Matusitz is plain-spoken, if this report is accurate, but everything he says can be substantiated. This demonstrates yet again that there is no one who opposes jihad terror who is acceptable to Hamas-linked CAIR and its allies. When Hamas-linked CAIR targets so-called "Islamophobes" and details all their alleged enormities, some on the Right think that they can avoid this demonization and defamation by highlighting the work of "moderate Muslims" (Zuhdi Jasser, call your office) and talking about how the true Islam is peaceful. But the recent CAIR attack on Congressman Mike Pompeo shows that even they will not be spared.
In its "Islamophobia" report a few years back, Hamas-linked CAIR affirmed that there was acceptable and legitimate criticism of Islam and jihad. But the report offered no examples, and Hamas-linked CAIR has never offered any such examples. In reality, anyone and everyone who dares to oppose jihad and Islamic supremacism will become a target for a Hamas-linked CAIR smear campaign. CAIR's real agenda is not to distinguish legitimate resistance to jihad from bigotry and hatred, but to stigmatize all resistance to jihad as bigotry and hatred, and clear away all obstacles to the advance of that jihad. Professor Matusitz is just the latest to be in its sights.
"Islamic group says UCF professor promotes anti-Muslim hate," by Denise-Marie Ordway for the Orlando Sentinel, June 20 (thanks to all who sent this in):
The Florida chapter of the Council on American-Islamic Relations is accusing a UCF professor of teaching anti-Muslim bigotry.
Officials with the group sent a complaint to the University of Central Florida asking it to review the content of professor Jonathan Matusitz's courses.
Matusitz, 36, has taught several communication classes at UCF, including one called Terrorism and Communication and another on intercultural communication. He wrote a book titled "Terrorism & Communication: A Critical Introduction" that was published last year.
The council points to a YouTube video of Matusitz as an example of his sharing "Islamophobic" views with students that it says are inaccurate, biased and over-generalized. UCF says that video, which appears to have been taped in a classroom, actually features an "outside-of-the-classroom presentation" that took place in January.

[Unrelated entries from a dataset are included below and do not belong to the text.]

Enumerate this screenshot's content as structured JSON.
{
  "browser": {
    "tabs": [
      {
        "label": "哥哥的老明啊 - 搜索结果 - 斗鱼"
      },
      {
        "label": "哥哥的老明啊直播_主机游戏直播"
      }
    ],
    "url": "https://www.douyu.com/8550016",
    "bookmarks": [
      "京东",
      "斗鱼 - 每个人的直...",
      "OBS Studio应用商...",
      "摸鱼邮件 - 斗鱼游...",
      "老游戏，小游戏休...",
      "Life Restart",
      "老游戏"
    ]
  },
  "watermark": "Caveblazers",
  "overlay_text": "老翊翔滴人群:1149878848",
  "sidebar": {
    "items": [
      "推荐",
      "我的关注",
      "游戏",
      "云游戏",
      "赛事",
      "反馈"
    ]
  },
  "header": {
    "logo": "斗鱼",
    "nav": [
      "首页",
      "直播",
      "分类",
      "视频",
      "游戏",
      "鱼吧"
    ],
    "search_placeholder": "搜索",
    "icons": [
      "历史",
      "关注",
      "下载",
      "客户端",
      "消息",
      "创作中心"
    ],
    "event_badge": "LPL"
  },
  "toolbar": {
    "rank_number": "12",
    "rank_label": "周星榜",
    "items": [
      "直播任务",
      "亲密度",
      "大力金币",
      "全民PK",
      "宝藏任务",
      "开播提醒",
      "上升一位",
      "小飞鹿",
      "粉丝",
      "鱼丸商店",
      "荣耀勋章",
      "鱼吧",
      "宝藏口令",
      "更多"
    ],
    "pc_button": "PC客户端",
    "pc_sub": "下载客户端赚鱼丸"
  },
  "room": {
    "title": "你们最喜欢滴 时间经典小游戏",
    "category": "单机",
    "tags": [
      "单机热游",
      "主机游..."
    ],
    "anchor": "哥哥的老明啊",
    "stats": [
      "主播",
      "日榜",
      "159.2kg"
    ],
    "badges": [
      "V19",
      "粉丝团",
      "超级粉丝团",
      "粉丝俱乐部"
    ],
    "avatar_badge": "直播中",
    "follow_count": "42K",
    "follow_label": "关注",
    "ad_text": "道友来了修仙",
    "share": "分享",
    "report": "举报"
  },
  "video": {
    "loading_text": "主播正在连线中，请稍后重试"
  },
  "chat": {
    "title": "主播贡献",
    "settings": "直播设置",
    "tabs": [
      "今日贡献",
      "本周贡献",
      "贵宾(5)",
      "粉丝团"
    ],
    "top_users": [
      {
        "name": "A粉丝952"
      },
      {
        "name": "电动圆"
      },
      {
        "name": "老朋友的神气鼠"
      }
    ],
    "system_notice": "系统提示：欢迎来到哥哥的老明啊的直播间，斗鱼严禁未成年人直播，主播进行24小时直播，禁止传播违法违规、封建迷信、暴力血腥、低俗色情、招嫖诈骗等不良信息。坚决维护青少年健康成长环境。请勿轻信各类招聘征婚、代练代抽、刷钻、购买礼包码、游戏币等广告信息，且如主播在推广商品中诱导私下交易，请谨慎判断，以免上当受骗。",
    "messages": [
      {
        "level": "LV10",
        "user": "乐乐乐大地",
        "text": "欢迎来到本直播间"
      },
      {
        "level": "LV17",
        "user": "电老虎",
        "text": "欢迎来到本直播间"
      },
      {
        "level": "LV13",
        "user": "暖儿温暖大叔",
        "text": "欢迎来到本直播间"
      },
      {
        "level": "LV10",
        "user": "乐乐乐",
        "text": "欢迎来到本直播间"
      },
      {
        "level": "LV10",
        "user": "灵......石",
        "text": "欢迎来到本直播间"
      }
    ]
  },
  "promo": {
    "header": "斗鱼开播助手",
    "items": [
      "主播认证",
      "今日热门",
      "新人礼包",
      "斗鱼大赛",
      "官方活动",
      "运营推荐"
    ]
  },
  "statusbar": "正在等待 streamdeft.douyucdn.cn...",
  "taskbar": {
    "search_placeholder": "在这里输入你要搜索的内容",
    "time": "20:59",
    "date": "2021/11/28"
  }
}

UCF spokesman Grant Heston said the school has received no complaints from students or Matusitz's colleagues about his work.
In the video, Matusitz stresses the link between terrorism and Islamic culture. He also suggests countries should resist the global spread of Islam.
"Why do so many Muslims, relative to other religions, want to kill us?" he asks in the video. "The answer is easy, very easy. It is seven letters: culture."
He also explains that Islam cannot be changed.
"How can you change a movement in which you have 1.5 billion members? It's impossible," he says. "We just have to resist it and just elect people who are willing just to resist it and just be true American. That's the only answer. We're not going to change Islam."
Heston said Matusitz was not speaking on behalf of UCF, which does not endorse his views.
At this point, the university is not reviewing the professor's lessons or work at UCF.
"Dr. Matusitz expressed his opinion, which is his right," Heston said.
Matusitz, who was given an award by UCF last year for outstanding performance, could not be reached for comment for this article.
But Thursday, he appeared on a South Florida radio show to talk about being "disinvited" to speak at a Republican Party event in Pinellas County earlier this month. He said his speech, which was to focus on the Islamic threat to America, was canceled partly because party members considered the topic too "sensitive."
Matusitz said on the show that he refuses to be "politically correct just to please everybody."
"I think that in academia, I'm sure a lot of people don't share my views," he said. "But I also think that a lot of people share my views, but they're not as open as I am."
The state chapter of the Council on American-Islamic Relations worries that UCF students are being led to believe that all Islamic societies are violent and create terrorists.
"His blatant disregard for distinguishing between terrorists and the Muslim population as a whole is disturbing," the group wrote in the letter it sent to UCF.
The letter is signed by two other organizations: EMERGE-USA, an advocacy group for underrepresented communities such as Muslims, and I Am Choice, an equal-rights advocacy group.
In another YouTube video, Matusitz shares his negative opinion of Islam during a recent panel discussion on U.S. national security.
He cites a statistic that indicates the vast majority of victims of terrorism were victims of Islamic terrorism.
"So when my colleagues tell me that Islam is a religion of peace, I tell them that Islam is a religion of pieces: piece of body here, piece of body there," he says in that video.
Ibrahim Hooper, a spokesman for the national Council on American-Islamic Relations, said he does not understand how a publicly funded university such as UCF could allow a professor to promote such hateful views.
The group also takes issue with Matusitz's connection to a national group called ACT! for America, which promotes anti-Islamic views.
Note that the Orlando Sentinel doesn't bother to mention that CAIR is a Hamas front, but does go out of its way to assert that ACT! for America "promotes anti-Islamic views."